UK-based NearSt secures €2.2 million to challenge Amazon with ‘local-availability’ tech

Google-backed, NearSt, a British retail technology business driving more people onto the high street, has raised around €2.2 million in seed funding. The round brings in finance from the Grosvenor Group, retail specialists True Global, consumer tech specialists YYX Capital and Moscar Capital, and takes the total raised by NearSt to over €5 million, following an earlier approx. €2.2 million raise in February 2020. The startup will use the fresh funds to fuel footfall into bricks and mortar stores at a critical time for physical retailers.

Founded in 2015 by Max Kreijn and Nick Brackenbury, the duo developed technology that makes products on physical store shelves visible to shoppers searching online nearby. Businesses like Google use the technology to show real-time local product availability directly in search results.

As the pandemic has shifted traditional shopping behaviours online, the London-born startup witnessed a tripling in demand from shoppers seeking out local product availability in 2020. NearSt’s technology helped redirect attention back to the nation’s high streets, locating items they were searching for online in nearby bricks-and-mortar stores. 

The tech is helping shoppers realise that buying local is often faster and easier than ordering on Amazon and providing a welcome boost for convenience stores such as Nisa, Londis and Budgens and luxury boutiques like Creed, Christopher Kane and Hirsh.

The British retail tech startup has seen a 3-fold increase in local product search demand throughout 2020, and will use the cash injection to accelerate uptake by retailers in the UK with a wave of new hires, and launch the startup’s offering internationally.
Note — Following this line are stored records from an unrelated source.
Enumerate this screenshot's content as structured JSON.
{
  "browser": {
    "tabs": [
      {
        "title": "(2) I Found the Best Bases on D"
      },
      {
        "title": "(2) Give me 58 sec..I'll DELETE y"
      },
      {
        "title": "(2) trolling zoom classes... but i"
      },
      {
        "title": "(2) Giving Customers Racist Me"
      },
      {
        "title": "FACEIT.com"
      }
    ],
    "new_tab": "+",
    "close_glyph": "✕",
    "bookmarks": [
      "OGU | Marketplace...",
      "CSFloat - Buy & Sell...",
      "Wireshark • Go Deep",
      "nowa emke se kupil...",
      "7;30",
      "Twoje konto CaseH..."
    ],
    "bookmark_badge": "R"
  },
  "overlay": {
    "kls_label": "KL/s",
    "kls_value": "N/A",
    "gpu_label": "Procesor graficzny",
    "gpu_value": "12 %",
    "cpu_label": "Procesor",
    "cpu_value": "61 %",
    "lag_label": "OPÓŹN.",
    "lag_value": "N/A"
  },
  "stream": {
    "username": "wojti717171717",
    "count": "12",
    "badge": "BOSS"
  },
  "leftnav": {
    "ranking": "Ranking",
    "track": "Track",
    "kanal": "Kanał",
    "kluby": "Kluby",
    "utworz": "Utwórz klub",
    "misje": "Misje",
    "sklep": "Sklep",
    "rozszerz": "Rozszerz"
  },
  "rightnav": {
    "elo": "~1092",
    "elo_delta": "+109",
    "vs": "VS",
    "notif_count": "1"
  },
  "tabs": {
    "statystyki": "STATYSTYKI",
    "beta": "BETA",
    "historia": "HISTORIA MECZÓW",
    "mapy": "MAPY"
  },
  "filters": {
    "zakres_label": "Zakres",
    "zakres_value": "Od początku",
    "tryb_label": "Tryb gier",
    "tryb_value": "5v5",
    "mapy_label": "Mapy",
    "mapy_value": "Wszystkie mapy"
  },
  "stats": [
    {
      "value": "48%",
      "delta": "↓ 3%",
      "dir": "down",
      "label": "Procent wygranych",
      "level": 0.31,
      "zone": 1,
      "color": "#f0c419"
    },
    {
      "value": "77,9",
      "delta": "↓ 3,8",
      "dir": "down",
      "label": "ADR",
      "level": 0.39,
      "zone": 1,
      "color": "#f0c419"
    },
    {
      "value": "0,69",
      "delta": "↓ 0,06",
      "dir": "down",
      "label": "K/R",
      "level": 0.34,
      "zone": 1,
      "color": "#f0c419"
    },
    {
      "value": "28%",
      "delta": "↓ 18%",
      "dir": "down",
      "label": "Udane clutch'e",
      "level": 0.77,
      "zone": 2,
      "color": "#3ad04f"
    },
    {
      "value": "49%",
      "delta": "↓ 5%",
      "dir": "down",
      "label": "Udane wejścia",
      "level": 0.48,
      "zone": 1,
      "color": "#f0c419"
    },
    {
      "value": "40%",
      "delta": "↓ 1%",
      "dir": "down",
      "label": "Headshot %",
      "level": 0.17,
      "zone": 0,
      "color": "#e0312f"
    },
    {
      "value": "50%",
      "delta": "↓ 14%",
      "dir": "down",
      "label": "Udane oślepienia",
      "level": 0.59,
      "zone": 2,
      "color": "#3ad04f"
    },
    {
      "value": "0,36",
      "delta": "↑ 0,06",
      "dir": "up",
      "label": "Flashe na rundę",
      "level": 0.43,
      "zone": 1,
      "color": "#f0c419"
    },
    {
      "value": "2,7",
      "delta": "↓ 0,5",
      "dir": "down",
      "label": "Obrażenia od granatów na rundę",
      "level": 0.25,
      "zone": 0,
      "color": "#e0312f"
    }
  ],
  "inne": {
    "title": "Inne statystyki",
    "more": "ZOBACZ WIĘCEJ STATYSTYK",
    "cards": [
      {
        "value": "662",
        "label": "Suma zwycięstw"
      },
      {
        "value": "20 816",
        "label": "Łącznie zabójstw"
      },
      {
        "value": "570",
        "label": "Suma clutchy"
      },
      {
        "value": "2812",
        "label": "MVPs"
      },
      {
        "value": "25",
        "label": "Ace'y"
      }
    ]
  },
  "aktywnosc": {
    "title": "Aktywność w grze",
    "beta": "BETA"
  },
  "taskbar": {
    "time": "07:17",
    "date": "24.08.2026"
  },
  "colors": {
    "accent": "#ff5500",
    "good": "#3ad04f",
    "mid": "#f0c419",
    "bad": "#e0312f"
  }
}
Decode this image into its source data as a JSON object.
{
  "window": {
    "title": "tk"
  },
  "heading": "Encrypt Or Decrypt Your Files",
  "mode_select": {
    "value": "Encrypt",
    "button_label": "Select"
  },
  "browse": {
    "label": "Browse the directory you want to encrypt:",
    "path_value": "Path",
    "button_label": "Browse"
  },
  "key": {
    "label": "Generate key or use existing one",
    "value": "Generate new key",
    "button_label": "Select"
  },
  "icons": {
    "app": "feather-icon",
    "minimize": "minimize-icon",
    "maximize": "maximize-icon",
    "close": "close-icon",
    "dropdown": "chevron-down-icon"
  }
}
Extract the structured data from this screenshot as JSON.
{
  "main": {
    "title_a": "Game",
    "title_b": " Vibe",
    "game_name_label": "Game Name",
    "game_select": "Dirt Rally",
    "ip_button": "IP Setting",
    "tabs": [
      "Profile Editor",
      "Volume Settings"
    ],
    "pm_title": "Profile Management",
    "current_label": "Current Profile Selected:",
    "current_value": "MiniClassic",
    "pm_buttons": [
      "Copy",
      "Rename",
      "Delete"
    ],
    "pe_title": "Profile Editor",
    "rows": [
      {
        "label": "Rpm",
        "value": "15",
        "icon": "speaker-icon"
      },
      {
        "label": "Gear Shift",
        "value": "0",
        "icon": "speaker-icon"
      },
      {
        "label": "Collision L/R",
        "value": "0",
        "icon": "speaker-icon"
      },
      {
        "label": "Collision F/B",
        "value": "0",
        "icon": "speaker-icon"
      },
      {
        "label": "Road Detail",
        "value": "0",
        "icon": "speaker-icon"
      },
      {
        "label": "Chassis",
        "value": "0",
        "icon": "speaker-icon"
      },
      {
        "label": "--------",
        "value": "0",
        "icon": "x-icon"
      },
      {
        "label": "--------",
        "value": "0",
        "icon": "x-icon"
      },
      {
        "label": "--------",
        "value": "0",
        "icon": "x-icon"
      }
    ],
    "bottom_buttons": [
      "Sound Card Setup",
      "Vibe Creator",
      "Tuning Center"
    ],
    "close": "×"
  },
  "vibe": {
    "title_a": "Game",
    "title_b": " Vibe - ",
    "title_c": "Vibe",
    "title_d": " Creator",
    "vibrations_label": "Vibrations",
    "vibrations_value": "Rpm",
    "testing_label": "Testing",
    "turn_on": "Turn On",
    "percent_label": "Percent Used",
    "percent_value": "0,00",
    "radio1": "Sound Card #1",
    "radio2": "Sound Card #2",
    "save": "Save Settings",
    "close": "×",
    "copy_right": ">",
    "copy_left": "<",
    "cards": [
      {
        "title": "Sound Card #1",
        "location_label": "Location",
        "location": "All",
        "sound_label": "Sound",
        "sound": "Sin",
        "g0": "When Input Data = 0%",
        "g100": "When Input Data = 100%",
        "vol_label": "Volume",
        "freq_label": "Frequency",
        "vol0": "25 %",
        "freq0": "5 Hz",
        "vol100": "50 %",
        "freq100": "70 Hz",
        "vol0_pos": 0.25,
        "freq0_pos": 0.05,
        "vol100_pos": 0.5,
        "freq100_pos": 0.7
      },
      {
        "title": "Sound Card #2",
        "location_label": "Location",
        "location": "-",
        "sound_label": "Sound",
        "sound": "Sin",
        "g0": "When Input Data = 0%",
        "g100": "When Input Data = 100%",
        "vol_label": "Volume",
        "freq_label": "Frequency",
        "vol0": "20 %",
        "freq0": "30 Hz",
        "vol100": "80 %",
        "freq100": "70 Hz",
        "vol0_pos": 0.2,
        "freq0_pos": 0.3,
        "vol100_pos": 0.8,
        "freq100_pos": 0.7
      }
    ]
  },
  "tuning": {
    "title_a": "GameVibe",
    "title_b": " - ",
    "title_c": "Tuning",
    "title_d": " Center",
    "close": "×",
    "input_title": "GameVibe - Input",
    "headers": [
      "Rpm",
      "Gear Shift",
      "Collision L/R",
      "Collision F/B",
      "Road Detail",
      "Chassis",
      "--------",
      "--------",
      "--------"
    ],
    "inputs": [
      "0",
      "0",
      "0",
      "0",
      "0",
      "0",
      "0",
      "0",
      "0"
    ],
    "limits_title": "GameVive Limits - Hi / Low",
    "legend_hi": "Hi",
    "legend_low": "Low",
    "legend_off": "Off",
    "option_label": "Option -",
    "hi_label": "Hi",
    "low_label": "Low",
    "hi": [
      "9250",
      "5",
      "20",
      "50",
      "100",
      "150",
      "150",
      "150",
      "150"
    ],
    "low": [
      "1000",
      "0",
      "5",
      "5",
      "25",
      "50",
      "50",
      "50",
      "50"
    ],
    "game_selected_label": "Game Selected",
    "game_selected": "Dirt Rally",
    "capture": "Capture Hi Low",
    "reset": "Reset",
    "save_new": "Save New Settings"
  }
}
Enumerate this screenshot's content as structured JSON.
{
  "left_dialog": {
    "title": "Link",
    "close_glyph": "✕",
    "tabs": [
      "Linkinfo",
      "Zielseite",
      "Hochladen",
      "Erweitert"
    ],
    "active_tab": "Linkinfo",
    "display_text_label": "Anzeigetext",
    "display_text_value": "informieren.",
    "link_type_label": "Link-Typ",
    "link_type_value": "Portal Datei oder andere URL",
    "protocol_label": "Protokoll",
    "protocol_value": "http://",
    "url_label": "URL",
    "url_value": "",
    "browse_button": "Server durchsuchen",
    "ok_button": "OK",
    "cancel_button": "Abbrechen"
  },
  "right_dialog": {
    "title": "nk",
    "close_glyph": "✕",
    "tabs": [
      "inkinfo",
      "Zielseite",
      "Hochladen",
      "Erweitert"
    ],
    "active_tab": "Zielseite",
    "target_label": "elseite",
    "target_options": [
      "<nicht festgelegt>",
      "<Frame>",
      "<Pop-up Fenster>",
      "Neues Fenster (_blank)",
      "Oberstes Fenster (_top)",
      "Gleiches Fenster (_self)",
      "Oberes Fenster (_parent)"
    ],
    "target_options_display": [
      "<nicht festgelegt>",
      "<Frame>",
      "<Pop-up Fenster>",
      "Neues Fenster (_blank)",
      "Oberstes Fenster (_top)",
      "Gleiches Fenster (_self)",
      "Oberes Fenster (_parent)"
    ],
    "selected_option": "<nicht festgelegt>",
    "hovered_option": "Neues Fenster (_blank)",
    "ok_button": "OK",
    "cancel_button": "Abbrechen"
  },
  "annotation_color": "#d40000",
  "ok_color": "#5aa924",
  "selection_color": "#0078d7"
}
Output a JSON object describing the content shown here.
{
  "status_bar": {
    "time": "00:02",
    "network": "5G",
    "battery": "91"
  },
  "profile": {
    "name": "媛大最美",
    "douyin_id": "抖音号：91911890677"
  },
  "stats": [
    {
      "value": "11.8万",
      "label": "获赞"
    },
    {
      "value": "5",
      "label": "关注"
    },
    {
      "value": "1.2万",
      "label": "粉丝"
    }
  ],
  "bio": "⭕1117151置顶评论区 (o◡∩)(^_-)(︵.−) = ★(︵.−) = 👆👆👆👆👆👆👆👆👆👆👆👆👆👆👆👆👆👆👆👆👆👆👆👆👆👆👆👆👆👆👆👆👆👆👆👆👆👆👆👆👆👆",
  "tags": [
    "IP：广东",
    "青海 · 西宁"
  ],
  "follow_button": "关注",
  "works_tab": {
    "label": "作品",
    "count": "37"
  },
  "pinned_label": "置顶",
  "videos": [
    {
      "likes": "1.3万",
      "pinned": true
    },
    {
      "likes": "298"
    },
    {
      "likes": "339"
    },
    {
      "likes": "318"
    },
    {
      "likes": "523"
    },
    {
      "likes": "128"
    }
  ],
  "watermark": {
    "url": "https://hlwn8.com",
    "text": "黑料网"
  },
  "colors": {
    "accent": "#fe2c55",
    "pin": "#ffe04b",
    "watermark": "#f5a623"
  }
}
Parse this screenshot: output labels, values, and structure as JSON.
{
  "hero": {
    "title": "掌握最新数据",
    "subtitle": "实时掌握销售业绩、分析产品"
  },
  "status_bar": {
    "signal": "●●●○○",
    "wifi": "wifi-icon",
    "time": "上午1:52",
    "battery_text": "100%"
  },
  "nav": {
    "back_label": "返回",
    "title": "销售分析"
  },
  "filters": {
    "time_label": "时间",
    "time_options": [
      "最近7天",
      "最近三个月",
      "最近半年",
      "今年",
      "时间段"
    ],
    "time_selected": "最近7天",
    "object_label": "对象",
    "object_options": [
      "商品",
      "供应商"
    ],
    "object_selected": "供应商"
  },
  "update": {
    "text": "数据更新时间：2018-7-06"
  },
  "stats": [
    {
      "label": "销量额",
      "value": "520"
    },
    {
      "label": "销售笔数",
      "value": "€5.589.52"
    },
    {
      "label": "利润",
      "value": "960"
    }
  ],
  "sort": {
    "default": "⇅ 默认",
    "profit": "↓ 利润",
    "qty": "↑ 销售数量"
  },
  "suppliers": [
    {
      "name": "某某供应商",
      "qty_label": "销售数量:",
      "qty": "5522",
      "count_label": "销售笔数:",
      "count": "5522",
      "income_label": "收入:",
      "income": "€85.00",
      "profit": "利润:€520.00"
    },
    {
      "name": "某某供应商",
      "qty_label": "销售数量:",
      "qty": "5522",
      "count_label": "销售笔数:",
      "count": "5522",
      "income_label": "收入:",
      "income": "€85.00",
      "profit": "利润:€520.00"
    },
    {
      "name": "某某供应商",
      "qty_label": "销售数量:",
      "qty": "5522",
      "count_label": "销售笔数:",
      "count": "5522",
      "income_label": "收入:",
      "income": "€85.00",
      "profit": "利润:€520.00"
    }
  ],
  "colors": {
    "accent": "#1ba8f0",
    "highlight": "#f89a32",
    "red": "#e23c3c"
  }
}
NearSt’s funding comes at a time of seismic shifts in how we shop and what it means to be a retailer.” said co-founder Nick Brackenbury. “We all know that the pandemic has driven shopping behaviours online; what’s often overlooked are the millions of people now going online to search for things locally on the high street. We’ve witnessed extraordinary growth in ‘local-availability’ searches throughout 2020. In the first lockdown customers searching for products nearby surged 620% compared to February levels, before levelling off at a 270% increase between July and September.” 

“While this most recent lockdown has driven another 500% surge, what’s clear is that shoppers are getting used to going online to find things in the local businesses they prefer to buy from. Online shopping is often positioned as the death knell for the high street – we think it’s far from this, and will rather be the foundation of a vibrant and healthy future for brick-and-mortar shops.”

So how does it work for the shops taking part? Shop owners install a small piece of powerful software that automatically connects to any type of shop point of sale or inventory management system. Shortly after stores start seeing their entire in-store inventory appear in local search results, sending nearby shoppers in-store who might otherwise have ordered online.

Today shops pay a one-time connection fee of around €400, and then NearSt’s core search product is free, with the option of purchasing weekly add-ons to drive additional local visibility. In addition to listing a shop’s products in Google, NearSt also provides detailed insights to the retailer about what’s popular with customers searching nearby.

Ian Mair, Managing Director of Digital Innovation at Grosvenor Group, commented: “We have already seen the benefits of NearSt on Grosvenor’s London Estate and as part of our wider innovation agenda across the Grosvenor Group, we will look to roll this out to other retailers in the locations that we operate. Google already sees the impact live in-store inventory data can have. This is a multi-billion dollar market that technology has barely touched, and NearSt has the potential to truly transform how we all interact with physical retail.” 

NearSt has also recently started working with Facebook on their Commerce Accelerator to help drive Facebook’s local shopping capabilities forward.